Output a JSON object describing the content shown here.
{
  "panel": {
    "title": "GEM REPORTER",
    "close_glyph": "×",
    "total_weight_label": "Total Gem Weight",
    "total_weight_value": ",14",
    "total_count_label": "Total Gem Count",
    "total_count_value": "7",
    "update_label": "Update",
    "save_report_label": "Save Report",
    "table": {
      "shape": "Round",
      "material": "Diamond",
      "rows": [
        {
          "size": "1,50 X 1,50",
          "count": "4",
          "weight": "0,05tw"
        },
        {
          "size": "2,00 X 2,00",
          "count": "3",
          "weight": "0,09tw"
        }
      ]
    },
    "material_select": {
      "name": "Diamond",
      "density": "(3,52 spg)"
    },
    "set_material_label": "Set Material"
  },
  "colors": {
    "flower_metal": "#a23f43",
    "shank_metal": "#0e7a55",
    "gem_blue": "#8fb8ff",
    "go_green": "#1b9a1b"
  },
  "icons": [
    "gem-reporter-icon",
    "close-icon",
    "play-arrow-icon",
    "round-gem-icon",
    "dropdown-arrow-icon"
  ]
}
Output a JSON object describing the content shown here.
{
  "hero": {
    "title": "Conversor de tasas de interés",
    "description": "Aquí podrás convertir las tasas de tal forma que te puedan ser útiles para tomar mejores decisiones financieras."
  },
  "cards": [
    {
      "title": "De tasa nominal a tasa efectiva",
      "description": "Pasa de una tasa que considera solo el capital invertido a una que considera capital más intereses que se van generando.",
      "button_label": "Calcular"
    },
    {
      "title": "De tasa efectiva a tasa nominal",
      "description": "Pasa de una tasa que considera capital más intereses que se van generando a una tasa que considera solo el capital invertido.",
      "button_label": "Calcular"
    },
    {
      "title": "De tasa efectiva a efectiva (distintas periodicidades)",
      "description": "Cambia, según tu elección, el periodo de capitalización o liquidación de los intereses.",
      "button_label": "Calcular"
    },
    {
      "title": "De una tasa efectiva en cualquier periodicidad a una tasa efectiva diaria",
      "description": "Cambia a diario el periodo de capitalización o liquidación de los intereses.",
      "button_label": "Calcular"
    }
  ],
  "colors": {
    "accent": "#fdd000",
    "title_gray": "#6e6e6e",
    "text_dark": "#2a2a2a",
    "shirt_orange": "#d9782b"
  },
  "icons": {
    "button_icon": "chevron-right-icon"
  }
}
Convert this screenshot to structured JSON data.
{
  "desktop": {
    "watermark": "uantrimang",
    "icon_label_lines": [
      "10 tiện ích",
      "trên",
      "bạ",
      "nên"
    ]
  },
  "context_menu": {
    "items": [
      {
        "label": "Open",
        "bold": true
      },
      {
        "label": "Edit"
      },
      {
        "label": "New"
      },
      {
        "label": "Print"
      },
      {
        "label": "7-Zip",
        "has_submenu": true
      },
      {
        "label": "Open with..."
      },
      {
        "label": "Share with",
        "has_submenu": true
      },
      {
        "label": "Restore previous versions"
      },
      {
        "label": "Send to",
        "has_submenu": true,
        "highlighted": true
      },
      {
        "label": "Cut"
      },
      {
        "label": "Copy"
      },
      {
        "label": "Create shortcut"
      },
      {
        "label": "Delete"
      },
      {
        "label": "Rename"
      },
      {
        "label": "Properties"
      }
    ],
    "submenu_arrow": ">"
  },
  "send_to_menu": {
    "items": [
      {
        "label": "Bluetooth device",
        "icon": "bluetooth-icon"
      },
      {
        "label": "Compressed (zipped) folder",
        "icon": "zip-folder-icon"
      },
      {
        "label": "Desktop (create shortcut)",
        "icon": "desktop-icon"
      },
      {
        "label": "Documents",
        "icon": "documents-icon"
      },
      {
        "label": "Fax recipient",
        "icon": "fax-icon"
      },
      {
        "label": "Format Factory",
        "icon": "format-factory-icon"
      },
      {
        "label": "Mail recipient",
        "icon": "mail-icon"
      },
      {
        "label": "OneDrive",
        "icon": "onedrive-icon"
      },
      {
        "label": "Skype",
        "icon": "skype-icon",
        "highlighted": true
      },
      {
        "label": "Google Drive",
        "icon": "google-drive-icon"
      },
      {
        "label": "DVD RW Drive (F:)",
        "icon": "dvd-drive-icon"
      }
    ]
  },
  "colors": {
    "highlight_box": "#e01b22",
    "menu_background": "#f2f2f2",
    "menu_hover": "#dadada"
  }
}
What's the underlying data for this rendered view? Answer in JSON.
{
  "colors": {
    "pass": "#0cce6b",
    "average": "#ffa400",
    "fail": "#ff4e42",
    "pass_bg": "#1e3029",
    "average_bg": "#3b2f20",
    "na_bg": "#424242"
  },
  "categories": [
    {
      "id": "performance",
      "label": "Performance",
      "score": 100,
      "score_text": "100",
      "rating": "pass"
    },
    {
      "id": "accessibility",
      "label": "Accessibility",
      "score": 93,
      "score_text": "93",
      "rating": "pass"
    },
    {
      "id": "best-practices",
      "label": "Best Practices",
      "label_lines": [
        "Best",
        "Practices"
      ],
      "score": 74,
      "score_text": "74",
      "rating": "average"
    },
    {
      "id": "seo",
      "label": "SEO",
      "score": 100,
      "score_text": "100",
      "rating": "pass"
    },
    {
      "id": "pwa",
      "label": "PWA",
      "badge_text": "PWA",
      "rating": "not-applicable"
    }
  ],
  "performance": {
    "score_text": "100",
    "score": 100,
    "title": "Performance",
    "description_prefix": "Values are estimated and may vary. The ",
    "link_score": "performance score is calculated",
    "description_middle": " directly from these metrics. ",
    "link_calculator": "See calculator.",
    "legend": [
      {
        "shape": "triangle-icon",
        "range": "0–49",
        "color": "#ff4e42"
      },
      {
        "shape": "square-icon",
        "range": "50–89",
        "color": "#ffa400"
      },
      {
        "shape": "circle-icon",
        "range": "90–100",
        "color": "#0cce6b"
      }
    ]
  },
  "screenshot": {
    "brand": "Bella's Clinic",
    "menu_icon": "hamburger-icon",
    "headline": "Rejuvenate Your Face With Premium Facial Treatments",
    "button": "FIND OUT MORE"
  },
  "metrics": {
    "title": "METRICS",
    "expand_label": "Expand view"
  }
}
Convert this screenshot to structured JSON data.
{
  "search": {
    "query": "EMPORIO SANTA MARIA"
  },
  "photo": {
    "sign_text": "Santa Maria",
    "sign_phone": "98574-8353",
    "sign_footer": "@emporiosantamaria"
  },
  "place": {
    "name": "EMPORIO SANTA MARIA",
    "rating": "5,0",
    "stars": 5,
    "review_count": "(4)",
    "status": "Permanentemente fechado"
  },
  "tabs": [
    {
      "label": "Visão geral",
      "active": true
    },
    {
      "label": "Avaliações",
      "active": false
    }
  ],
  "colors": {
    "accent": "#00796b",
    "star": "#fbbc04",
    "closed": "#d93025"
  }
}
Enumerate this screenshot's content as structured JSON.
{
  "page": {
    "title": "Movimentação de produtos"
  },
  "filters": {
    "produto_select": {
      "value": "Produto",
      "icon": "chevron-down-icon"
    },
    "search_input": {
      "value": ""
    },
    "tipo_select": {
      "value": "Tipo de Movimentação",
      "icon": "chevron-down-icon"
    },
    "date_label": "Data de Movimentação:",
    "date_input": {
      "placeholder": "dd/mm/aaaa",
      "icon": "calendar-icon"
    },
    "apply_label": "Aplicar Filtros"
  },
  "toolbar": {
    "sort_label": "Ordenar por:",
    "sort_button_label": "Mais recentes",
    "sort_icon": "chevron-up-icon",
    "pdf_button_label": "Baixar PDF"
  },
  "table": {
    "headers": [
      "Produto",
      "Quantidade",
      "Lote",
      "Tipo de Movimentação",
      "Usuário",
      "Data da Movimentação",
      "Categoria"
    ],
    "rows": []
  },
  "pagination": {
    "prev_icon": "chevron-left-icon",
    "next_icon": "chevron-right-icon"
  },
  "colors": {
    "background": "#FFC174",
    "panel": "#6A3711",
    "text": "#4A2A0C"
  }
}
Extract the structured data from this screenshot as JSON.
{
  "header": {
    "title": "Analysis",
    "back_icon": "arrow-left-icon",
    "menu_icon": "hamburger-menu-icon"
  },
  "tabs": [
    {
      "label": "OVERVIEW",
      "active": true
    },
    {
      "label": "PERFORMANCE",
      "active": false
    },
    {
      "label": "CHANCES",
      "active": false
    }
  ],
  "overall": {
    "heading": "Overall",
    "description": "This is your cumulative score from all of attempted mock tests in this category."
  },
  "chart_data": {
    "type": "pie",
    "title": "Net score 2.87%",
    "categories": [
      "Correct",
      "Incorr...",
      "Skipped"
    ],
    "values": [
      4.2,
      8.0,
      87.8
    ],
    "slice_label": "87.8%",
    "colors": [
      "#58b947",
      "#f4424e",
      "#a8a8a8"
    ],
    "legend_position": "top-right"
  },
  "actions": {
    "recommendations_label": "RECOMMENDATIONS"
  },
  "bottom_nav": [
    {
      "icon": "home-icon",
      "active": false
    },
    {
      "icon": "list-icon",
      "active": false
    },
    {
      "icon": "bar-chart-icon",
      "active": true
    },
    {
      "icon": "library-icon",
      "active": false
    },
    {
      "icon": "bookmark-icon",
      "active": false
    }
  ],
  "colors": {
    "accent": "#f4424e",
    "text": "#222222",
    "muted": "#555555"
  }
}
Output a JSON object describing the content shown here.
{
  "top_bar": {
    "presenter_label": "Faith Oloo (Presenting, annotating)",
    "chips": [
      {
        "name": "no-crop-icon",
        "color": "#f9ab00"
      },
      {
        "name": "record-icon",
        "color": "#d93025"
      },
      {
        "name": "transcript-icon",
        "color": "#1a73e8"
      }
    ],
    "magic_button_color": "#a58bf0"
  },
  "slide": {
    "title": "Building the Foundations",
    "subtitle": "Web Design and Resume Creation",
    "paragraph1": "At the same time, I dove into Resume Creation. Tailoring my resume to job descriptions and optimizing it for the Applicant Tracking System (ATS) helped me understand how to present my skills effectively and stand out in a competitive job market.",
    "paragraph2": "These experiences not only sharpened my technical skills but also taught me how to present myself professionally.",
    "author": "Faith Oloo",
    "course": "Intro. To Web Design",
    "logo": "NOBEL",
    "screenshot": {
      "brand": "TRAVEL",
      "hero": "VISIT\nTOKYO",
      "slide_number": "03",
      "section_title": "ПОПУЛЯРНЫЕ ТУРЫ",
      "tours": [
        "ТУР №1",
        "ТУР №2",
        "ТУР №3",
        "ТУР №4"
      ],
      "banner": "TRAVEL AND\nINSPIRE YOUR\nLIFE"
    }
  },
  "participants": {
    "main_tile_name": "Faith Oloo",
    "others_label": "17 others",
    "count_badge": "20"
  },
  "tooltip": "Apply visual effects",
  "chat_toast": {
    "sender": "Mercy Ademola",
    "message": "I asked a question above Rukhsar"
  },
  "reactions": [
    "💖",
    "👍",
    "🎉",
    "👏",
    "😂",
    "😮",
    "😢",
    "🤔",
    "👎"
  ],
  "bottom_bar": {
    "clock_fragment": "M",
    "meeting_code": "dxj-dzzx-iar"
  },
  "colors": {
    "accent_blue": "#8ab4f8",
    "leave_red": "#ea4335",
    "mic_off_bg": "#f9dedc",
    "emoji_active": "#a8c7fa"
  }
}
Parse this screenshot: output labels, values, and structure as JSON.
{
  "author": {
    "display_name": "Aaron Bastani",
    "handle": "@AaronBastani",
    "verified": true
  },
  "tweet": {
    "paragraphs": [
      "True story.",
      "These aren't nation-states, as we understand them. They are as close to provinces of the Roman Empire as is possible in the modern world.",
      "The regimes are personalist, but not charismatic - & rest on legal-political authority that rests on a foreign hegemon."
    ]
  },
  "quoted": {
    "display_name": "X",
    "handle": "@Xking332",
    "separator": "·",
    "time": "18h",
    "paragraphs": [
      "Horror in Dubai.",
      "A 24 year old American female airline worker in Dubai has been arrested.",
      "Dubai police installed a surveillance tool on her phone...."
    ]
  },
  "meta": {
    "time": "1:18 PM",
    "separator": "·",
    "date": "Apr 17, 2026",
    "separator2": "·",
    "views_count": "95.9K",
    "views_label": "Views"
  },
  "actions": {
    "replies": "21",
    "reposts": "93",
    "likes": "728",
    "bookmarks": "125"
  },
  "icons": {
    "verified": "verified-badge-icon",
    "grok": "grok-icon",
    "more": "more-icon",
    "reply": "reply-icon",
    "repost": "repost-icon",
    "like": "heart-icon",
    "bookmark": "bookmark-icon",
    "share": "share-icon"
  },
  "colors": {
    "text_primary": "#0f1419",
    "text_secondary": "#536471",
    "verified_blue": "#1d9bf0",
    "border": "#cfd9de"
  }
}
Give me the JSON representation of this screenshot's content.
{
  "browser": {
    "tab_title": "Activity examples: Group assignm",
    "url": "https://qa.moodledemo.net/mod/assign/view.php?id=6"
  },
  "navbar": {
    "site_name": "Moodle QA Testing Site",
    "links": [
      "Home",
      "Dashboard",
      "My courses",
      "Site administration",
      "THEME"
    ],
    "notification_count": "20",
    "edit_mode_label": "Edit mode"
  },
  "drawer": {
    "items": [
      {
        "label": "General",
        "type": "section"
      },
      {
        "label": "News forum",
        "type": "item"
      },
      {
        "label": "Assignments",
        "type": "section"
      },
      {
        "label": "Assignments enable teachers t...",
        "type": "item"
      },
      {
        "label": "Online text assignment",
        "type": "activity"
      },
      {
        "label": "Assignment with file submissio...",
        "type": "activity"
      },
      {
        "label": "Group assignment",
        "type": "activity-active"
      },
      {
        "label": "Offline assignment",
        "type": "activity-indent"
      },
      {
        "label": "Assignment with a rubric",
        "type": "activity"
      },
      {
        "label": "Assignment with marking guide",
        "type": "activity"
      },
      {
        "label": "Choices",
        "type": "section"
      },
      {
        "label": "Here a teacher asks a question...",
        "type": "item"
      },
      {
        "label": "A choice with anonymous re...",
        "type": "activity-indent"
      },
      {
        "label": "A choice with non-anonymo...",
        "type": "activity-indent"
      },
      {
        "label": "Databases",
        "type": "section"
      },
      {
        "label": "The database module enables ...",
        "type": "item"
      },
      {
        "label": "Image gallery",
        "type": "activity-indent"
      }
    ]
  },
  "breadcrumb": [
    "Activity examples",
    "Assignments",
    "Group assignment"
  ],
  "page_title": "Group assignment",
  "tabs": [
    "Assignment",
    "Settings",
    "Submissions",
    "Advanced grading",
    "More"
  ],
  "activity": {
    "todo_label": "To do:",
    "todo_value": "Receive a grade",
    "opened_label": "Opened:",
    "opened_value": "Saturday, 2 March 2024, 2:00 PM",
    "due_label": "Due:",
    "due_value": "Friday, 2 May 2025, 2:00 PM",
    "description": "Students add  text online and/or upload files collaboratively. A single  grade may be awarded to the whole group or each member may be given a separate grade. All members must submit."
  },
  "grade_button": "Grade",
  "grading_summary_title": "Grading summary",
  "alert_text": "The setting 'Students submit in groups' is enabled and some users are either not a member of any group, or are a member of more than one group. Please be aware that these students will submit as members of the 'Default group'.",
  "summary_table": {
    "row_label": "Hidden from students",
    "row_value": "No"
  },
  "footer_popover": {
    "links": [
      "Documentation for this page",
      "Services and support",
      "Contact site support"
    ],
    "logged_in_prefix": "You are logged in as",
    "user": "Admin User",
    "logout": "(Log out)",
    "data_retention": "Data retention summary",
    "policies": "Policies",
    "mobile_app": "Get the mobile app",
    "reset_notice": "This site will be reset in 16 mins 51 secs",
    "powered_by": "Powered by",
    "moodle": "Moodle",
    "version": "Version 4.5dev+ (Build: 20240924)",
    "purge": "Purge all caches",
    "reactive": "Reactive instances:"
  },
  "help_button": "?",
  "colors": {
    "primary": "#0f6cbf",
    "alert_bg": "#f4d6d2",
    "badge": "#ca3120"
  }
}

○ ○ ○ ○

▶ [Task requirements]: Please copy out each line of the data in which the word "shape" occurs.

▶ [Written solution]:
      "shape": "Round",
        "shape": "triangle-icon",
        "shape": "square-icon",
        "shape": "circle-icon",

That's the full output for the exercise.